| YOUR INSTRUCTIONS |
The records that follow must be repeated exactly, minus the images.
+ + + +
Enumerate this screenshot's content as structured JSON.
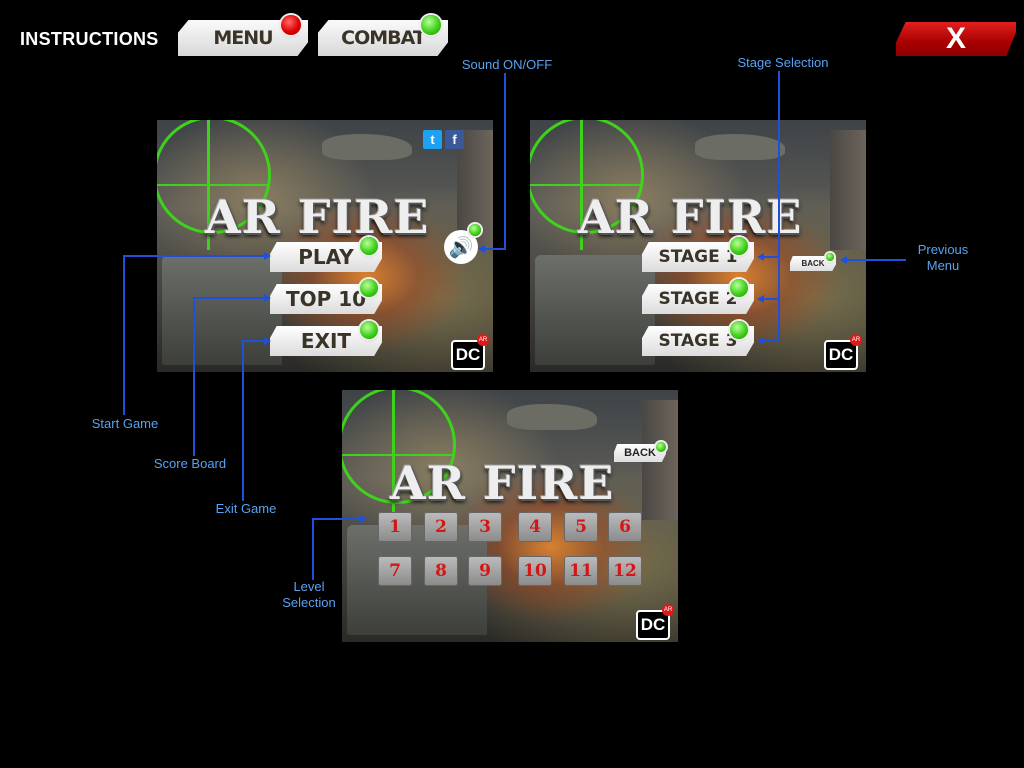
{
  "header": {
    "title": "INSTRUCTIONS",
    "tabs": [
      {
        "label": "MENU",
        "indicator": "red"
      },
      {
        "label": "COMBAT",
        "indicator": "green"
      }
    ],
    "close_label": "X"
  },
  "colors": {
    "label": "#5aa2f0",
    "leader": "#2050d8",
    "close": "#c00000",
    "indicator_green": "#3fcf1a",
    "indicator_red": "#e00000",
    "level_number": "#d41616"
  },
  "screens": {
    "main_menu": {
      "logo": "AR FIRE",
      "buttons": [
        "PLAY",
        "TOP 10",
        "EXIT"
      ],
      "social": {
        "twitter": "t",
        "facebook": "f"
      },
      "sound_icon": "🔊",
      "badge": {
        "text": "DC",
        "sup": "AR"
      }
    },
    "stage_menu": {
      "logo": "AR FIRE",
      "buttons": [
        "STAGE 1",
        "STAGE 2",
        "STAGE 3"
      ],
      "back": "BACK",
      "badge": {
        "text": "DC",
        "sup": "AR"
      }
    },
    "level_menu": {
      "logo": "AR FIRE",
      "back": "BACK",
      "levels": [
        "1",
        "2",
        "3",
        "4",
        "5",
        "6",
        "7",
        "8",
        "9",
        "10",
        "11",
        "12"
      ],
      "badge": {
        "text": "DC",
        "sup": "AR"
      }
    }
  },
  "annotations": {
    "sound": "Sound ON/OFF",
    "stage_selection": "Stage Selection",
    "previous_menu_1": "Previous",
    "previous_menu_2": "Menu",
    "start_game": "Start Game",
    "score_board": "Score Board",
    "exit_game": "Exit Game",
    "level_selection_1": "Level",
    "level_selection_2": "Selection"
  }
}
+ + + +
| OUTPUT |
Enumerate this screenshot's content as structured JSON.
{
  "header": {
    "title": "INSTRUCTIONS",
    "tabs": [
      {
        "label": "MENU",
        "indicator": "red"
      },
      {
        "label": "COMBAT",
        "indicator": "green"
      }
    ],
    "close_label": "X"
  },
  "colors": {
    "label": "#5aa2f0",
    "leader": "#2050d8",
    "close": "#c00000",
    "indicator_green": "#3fcf1a",
    "indicator_red": "#e00000",
    "level_number": "#d41616"
  },
  "screens": {
    "main_menu": {
      "logo": "AR FIRE",
      "buttons": [
        "PLAY",
        "TOP 10",
        "EXIT"
      ],
      "social": {
        "twitter": "t",
        "facebook": "f"
      },
      "sound_icon": "🔊",
      "badge": {
        "text": "DC",
        "sup": "AR"
      }
    },
    "stage_menu": {
      "logo": "AR FIRE",
      "buttons": [
        "STAGE 1",
        "STAGE 2",
        "STAGE 3"
      ],
      "back": "BACK",
      "badge": {
        "text": "DC",
        "sup": "AR"
      }
    },
    "level_menu": {
      "logo": "AR FIRE",
      "back": "BACK",
      "levels": [
        "1",
        "2",
        "3",
        "4",
        "5",
        "6",
        "7",
        "8",
        "9",
        "10",
        "11",
        "12"
      ],
      "badge": {
        "text": "DC",
        "sup": "AR"
      }
    }
  },
  "annotations": {
    "sound": "Sound ON/OFF",
    "stage_selection": "Stage Selection",
    "previous_menu_1": "Previous",
    "previous_menu_2": "Menu",
    "start_game": "Start Game",
    "score_board": "Score Board",
    "exit_game": "Exit Game",
    "level_selection_1": "Level",
    "level_selection_2": "Selection"
  }
}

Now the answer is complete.